ABOUT THIS TASK – Reproduce every entry exactly as shown.

INFORMATION PROVIDED –

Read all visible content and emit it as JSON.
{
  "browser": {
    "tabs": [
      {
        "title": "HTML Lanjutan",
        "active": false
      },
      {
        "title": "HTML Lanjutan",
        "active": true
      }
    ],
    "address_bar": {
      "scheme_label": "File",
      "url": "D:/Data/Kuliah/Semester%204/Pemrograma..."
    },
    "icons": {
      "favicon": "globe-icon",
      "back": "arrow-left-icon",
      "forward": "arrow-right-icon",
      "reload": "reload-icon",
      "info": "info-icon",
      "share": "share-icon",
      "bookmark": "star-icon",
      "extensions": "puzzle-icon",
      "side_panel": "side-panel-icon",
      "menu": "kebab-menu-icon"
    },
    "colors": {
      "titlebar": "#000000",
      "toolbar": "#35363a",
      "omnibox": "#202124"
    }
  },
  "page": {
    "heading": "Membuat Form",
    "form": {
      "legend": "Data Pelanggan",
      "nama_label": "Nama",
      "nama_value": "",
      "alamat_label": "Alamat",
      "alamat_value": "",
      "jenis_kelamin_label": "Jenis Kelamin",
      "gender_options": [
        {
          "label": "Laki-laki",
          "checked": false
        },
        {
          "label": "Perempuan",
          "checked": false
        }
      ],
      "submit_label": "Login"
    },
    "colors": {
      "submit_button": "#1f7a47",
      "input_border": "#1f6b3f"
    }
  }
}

ANSWER SECTION –
Read all visible content and emit it as JSON.
{
  "browser": {
    "tabs": [
      {
        "title": "HTML Lanjutan",
        "active": false
      },
      {
        "title": "HTML Lanjutan",
        "active": true
      }
    ],
    "address_bar": {
      "scheme_label": "File",
      "url": "D:/Data/Kuliah/Semester%204/Pemrograma..."
    },
    "icons": {
      "favicon": "globe-icon",
      "back": "arrow-left-icon",
      "forward": "arrow-right-icon",
      "reload": "reload-icon",
      "info": "info-icon",
      "share": "share-icon",
      "bookmark": "star-icon",
      "extensions": "puzzle-icon",
      "side_panel": "side-panel-icon",
      "menu": "kebab-menu-icon"
    },
    "colors": {
      "titlebar": "#000000",
      "toolbar": "#35363a",
      "omnibox": "#202124"
    }
  },
  "page": {
    "heading": "Membuat Form",
    "form": {
      "legend": "Data Pelanggan",
      "nama_label": "Nama",
      "nama_value": "",
      "alamat_label": "Alamat",
      "alamat_value": "",
      "jenis_kelamin_label": "Jenis Kelamin",
      "gender_options": [
        {
          "label": "Laki-laki",
          "checked": false
        },
        {
          "label": "Perempuan",
          "checked": false
        }
      ],
      "submit_label": "Login"
    },
    "colors": {
      "submit_button": "#1f7a47",
      "input_border": "#1f6b3f"
    }
  }
}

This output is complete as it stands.